Exercise details
Every record must be copied exactly.
** Opening Entries supplied block **
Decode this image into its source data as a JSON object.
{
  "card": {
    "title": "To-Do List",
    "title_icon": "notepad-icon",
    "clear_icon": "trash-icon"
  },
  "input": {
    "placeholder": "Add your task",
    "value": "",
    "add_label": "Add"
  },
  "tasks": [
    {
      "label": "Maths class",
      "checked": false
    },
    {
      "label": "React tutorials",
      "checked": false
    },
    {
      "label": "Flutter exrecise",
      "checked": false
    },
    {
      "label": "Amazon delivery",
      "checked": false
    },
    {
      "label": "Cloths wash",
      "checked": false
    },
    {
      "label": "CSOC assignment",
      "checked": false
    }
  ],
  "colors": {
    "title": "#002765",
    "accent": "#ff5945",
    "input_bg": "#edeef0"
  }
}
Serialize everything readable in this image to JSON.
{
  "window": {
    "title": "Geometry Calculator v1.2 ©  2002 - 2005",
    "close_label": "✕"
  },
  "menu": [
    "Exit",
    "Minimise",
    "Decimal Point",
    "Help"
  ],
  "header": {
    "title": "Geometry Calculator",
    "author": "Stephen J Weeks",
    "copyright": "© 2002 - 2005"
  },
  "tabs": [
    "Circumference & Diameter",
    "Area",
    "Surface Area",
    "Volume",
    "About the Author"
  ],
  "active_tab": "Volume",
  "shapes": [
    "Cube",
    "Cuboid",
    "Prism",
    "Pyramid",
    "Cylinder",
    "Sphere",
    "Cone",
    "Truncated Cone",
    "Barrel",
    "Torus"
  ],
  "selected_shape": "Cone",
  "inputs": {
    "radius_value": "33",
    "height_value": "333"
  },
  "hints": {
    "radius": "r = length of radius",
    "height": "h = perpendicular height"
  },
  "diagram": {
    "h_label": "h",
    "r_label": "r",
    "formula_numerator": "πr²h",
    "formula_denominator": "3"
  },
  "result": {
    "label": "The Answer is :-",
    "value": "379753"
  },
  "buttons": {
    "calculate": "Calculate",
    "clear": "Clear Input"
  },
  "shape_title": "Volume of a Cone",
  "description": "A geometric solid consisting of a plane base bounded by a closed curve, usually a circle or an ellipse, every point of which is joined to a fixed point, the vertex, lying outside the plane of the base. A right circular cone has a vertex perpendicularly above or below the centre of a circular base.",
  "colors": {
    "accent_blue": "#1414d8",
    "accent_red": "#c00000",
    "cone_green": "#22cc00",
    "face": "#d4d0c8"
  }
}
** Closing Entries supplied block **
Written answer
Decode this image into its source data as a JSON object.
{
  "card": {
    "title": "To-Do List",
    "title_icon": "notepad-icon",
    "clear_icon": "trash-icon"
  },
  "input": {
    "placeholder": "Add your task",
    "value": "",
    "add_label": "Add"
  },
  "tasks": [
    {
      "label": "Maths class",
      "checked": false
    },
    {
      "label": "React tutorials",
      "checked": false
    },
    {
      "label": "Flutter exrecise",
      "checked": false
    },
    {
      "label": "Amazon delivery",
      "checked": false
    },
    {
      "label": "Cloths wash",
      "checked": false
    },
    {
      "label": "CSOC assignment",
      "checked": false
    }
  ],
  "colors": {
    "title": "#002765",
    "accent": "#ff5945",
    "input_bg": "#edeef0"
  }
}
Serialize everything readable in this image to JSON.
{
  "window": {
    "title": "Geometry Calculator v1.2 ©  2002 - 2005",
    "close_label": "✕"
  },
  "menu": [
    "Exit",
    "Minimise",
    "Decimal Point",
    "Help"
  ],
  "header": {
    "title": "Geometry Calculator",
    "author": "Stephen J Weeks",
    "copyright": "© 2002 - 2005"
  },
  "tabs": [
    "Circumference & Diameter",
    "Area",
    "Surface Area",
    "Volume",
    "About the Author"
  ],
  "active_tab": "Volume",
  "shapes": [
    "Cube",
    "Cuboid",
    "Prism",
    "Pyramid",
    "Cylinder",
    "Sphere",
    "Cone",
    "Truncated Cone",
    "Barrel",
    "Torus"
  ],
  "selected_shape": "Cone",
  "inputs": {
    "radius_value": "33",
    "height_value": "333"
  },
  "hints": {
    "radius": "r = length of radius",
    "height": "h = perpendicular height"
  },
  "diagram": {
    "h_label": "h",
    "r_label": "r",
    "formula_numerator": "πr²h",
    "formula_denominator": "3"
  },
  "result": {
    "label": "The Answer is :-",
    "value": "379753"
  },
  "buttons": {
    "calculate": "Calculate",
    "clear": "Clear Input"
  },
  "shape_title": "Volume of a Cone",
  "description": "A geometric solid consisting of a plane base bounded by a closed curve, usually a circle or an ellipse, every point of which is joined to a fixed point, the vertex, lying outside the plane of the base. A right circular cone has a vertex perpendicularly above or below the centre of a circular base.",
  "colors": {
    "accent_blue": "#1414d8",
    "accent_red": "#c00000",
    "cone_green": "#22cc00",
    "face": "#d4d0c8"
  }
}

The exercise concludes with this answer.